Task brief => When a line below contains the word "subtitle", copy that line.

Listed records =>
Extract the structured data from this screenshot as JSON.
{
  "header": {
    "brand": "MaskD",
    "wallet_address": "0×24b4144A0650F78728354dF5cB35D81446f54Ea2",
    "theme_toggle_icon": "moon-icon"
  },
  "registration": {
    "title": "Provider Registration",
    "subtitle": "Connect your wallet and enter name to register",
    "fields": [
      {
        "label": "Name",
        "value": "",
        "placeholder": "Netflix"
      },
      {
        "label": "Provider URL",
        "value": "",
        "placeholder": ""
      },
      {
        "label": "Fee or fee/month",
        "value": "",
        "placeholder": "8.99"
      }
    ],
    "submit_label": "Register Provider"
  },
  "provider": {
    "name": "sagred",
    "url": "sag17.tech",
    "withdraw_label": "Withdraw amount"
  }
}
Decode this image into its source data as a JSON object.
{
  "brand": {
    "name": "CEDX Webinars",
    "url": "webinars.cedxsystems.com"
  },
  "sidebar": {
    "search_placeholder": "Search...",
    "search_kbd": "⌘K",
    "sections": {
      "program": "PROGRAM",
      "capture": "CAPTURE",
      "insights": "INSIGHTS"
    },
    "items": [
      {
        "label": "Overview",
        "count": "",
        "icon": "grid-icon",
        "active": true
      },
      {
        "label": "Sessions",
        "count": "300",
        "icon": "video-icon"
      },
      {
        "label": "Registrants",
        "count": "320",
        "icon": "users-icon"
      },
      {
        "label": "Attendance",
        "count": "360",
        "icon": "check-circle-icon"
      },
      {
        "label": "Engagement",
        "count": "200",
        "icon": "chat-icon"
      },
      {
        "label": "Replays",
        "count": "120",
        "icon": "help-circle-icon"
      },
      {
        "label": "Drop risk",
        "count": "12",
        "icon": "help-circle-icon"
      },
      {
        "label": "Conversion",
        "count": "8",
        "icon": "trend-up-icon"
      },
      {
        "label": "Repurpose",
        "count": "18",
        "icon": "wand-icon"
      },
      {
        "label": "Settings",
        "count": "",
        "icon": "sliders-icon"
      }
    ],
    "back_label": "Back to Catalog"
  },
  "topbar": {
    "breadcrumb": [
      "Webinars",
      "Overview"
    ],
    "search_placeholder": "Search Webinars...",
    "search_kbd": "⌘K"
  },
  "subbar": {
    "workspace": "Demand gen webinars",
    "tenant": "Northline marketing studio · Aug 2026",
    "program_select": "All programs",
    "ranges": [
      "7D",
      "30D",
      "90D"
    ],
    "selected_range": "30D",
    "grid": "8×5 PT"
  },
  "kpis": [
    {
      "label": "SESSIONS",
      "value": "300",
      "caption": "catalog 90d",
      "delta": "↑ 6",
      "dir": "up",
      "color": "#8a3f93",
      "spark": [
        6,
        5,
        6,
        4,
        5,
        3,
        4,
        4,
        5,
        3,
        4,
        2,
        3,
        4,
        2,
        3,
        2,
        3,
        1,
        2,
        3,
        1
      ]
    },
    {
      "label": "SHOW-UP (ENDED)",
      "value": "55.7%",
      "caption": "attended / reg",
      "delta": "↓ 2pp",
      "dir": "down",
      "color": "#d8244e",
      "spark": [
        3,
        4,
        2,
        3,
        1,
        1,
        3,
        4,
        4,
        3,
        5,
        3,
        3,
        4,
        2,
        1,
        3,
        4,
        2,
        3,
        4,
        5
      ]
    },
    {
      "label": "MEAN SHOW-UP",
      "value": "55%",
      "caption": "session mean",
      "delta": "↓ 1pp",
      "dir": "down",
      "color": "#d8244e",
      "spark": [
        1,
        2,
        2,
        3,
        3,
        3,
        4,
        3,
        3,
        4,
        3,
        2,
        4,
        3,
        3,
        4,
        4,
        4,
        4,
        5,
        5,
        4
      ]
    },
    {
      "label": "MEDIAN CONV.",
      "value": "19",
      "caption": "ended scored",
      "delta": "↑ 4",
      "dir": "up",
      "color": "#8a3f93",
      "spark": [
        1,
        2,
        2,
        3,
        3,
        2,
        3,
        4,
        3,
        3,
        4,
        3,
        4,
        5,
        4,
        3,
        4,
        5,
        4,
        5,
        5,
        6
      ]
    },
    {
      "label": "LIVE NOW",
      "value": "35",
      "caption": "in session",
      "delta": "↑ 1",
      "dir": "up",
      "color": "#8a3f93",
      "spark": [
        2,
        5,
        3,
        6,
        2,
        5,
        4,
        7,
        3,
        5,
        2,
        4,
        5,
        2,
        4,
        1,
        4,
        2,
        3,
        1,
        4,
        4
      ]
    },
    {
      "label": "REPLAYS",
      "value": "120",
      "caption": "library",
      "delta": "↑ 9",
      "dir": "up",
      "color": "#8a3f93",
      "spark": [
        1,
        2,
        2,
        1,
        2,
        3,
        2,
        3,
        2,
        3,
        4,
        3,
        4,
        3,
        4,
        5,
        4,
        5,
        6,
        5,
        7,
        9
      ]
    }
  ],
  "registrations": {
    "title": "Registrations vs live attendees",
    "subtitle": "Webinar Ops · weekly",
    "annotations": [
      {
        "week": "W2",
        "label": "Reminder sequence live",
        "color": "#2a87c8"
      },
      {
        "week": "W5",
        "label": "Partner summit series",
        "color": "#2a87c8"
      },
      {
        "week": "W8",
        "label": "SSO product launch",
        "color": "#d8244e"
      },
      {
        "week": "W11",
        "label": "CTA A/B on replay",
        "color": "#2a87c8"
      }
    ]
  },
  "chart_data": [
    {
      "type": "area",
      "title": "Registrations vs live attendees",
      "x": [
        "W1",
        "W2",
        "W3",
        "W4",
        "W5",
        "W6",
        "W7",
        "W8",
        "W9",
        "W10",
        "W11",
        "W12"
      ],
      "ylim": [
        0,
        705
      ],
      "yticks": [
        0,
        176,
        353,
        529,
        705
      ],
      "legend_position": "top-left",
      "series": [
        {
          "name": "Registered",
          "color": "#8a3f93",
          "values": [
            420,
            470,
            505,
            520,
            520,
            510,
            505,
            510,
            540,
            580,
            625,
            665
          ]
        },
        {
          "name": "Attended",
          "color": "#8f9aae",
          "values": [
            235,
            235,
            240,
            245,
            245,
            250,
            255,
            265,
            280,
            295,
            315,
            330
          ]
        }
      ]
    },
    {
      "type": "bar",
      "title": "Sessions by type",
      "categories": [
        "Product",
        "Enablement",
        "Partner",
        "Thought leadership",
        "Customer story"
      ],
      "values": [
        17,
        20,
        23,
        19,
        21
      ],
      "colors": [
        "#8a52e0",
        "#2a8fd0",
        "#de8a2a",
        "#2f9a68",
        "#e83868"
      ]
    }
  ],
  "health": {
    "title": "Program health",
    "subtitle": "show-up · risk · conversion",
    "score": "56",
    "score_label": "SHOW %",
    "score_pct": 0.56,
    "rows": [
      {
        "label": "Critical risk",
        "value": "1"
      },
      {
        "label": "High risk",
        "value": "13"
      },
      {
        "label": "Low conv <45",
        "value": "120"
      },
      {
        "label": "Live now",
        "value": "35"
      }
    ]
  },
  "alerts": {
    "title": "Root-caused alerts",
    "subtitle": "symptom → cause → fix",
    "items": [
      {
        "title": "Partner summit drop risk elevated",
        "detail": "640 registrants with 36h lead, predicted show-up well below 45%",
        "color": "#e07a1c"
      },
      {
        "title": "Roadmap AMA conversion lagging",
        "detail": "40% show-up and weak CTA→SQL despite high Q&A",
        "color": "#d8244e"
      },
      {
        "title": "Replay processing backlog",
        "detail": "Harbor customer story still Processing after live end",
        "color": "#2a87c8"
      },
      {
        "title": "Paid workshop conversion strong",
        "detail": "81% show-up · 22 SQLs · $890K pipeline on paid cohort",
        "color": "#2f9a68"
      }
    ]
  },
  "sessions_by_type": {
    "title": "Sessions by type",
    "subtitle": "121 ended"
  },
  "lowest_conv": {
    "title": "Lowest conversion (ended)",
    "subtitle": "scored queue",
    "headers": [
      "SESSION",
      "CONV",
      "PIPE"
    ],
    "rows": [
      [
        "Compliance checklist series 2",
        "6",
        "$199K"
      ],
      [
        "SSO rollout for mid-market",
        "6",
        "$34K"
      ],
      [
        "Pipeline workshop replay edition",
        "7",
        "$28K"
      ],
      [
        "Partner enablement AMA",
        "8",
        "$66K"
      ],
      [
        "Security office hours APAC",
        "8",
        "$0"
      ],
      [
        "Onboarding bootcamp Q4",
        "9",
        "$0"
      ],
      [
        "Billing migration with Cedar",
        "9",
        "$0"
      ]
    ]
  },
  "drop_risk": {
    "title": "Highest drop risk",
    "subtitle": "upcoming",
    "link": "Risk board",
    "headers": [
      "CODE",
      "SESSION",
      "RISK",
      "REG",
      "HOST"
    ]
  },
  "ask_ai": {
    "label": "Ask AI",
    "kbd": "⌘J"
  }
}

Task output =>
    "subtitle": "Connect your wallet and enter name to register",
    "subtitle": "Webinar Ops · weekly",
    "subtitle": "show-up · risk · conversion",
    "subtitle": "symptom → cause → fix",
    "subtitle": "121 ended"
    "subtitle": "scored queue",
    "subtitle": "upcoming",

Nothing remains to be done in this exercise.